“Your letter should not just be a set of instructions,” said Amy Turner, Strategic HR Advisory Manager for G&A Partners. “Instead, use this as an opportunity to ensure furloughed employees feel welcomed back and reassure them that your company can provide a safe, open environment upon their return, should they choose to rejoin your workforce.”
Personalize letters with information and details that pertain to each employee’s role and responsibilities. The Society for Human Resources Management (SHRM) also suggested you incorporate the following:
- The return-to-work date and the time and location where the employee should report
- The employee's title after the recall
- The employee's exemption status
- For nonexempt employees, the expected work hours and a reminder about recording all hours worked
- The employee's pay rate or salary
- The timing of payroll payments
- Eligibility for vacation and the vacation-accrual policy
- Any remaining bank of accrued time off available to the employee
Set a deadline for employees to provide you with a signed acceptance of their intent to return to work, and then invite them to ask questions and/or voice concerns to their HR representatives or managers.
If an employee is hesitant to return to work, schedule a one-on-one virtual meeting to discuss their situation. If further discussion reveals that the employee refuses to return to work without proper justification, advise them that they may be terminated (if employment is at-will) and they will also be ineligible for unemployment benefits.
Prep Your Workplace
Before your employees begin returning to the workplace, ensure that you’re prepared to provide them with a safe work environment. In the weeks leading up to their return, schedule a deep clean and make changes to your physical workspace that support safe social distancing practices and other employee needs. For example, if your company is adopting a hybrid workplace plan, you can create an environment that encourages collaboration between co-located employees.
Plan a “WELCOME BACK!” week complete with a virtual companywide meeting to discuss health and safety protocols, new and updated policies, information about employee benefits, and the latest company news. Share employee support resources and schedule individual meetings between managers and employees. Consult G&A’s Return to Work/Reopening Plan for additional guidance and resources.
G&A has produced a COVID-19 Toolkit that is maintained and updated regularly with resources small and medium-sized businesses can use to reopen and thrive during (and after) the pandemic.
If you’re considering outsourcing some or all of your HR, payroll, benefits, accounting, and bookkeeping tasks, G&A offers world-class support that includes a team of dedicated professionals who are well versed in all industries and who can keep up with fast-paced changing local, state, and federal laws.

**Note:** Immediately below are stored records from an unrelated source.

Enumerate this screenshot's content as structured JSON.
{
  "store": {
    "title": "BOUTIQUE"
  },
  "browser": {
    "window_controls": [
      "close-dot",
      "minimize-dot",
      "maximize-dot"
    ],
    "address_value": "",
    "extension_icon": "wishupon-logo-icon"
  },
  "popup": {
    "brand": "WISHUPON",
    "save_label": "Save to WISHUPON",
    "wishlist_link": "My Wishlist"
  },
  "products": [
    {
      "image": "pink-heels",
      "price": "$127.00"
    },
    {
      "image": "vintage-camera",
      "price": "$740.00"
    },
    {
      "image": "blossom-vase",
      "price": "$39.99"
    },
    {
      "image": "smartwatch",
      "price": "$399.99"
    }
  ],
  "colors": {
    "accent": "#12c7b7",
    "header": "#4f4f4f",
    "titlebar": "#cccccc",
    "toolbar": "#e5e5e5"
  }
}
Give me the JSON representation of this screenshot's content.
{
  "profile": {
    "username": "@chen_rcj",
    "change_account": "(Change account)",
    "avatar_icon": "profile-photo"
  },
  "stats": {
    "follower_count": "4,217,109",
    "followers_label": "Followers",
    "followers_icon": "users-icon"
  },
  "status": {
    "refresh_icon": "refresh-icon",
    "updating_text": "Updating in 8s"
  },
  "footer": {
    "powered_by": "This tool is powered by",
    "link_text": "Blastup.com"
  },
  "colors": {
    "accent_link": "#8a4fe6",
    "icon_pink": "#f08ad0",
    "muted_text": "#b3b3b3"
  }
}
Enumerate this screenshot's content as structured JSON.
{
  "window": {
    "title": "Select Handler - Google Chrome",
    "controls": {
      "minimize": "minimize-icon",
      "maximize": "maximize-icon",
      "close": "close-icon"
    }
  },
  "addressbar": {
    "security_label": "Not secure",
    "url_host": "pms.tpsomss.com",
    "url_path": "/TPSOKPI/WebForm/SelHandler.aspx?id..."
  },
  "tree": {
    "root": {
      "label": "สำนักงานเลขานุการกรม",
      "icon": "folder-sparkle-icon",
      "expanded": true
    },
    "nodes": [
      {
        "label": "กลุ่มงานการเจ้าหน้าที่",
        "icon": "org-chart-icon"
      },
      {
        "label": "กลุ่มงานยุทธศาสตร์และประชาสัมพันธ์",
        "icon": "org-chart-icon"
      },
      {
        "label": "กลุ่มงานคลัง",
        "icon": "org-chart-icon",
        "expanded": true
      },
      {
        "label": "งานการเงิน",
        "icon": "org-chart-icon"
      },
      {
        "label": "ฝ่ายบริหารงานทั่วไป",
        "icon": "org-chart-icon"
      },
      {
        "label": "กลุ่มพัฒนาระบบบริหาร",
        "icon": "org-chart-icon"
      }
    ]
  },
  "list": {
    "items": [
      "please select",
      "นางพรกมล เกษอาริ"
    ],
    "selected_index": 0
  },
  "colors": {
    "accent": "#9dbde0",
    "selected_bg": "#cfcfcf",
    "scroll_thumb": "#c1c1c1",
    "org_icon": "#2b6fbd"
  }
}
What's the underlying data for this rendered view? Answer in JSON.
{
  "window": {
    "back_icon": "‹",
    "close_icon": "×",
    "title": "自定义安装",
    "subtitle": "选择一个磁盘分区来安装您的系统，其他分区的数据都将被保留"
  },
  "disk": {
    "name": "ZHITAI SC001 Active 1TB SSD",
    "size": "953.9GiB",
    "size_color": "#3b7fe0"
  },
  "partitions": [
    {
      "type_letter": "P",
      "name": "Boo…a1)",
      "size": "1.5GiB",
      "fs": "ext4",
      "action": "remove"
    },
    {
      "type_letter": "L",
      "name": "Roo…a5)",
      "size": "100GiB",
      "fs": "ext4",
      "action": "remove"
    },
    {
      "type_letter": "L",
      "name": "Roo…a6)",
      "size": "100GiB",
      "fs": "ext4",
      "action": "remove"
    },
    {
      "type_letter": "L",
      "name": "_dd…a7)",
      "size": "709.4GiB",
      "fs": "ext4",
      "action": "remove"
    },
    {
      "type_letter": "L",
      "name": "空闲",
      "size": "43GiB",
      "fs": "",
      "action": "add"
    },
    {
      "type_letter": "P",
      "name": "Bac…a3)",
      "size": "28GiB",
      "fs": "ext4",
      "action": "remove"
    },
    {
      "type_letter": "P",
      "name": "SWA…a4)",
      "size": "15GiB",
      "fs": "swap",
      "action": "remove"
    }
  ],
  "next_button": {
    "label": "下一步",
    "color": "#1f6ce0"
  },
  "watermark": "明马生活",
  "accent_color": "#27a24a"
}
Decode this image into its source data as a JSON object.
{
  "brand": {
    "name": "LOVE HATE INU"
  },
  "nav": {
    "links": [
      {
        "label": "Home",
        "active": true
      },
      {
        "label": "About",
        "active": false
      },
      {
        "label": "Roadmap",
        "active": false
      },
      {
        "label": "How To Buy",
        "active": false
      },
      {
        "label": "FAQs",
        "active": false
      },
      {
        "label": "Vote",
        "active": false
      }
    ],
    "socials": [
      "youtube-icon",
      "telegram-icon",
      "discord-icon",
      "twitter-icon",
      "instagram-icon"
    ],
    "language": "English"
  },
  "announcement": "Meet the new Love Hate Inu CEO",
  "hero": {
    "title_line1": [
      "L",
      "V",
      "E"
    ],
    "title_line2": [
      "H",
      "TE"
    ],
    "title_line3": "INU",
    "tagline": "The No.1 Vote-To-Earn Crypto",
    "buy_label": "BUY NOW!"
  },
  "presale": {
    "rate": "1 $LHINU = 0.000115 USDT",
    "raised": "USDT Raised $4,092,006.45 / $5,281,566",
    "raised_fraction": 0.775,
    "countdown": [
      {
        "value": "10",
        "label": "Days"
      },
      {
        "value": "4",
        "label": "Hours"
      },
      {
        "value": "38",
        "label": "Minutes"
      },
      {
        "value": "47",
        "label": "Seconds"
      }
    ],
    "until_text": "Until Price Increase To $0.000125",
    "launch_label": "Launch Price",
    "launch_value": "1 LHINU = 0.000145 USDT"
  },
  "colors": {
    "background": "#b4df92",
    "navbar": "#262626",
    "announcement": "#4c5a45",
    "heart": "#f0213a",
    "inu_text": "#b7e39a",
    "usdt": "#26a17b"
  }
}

For more information on how G&A can help you bring your employees back to work, schedule a consultation with one of our trusted business advisors.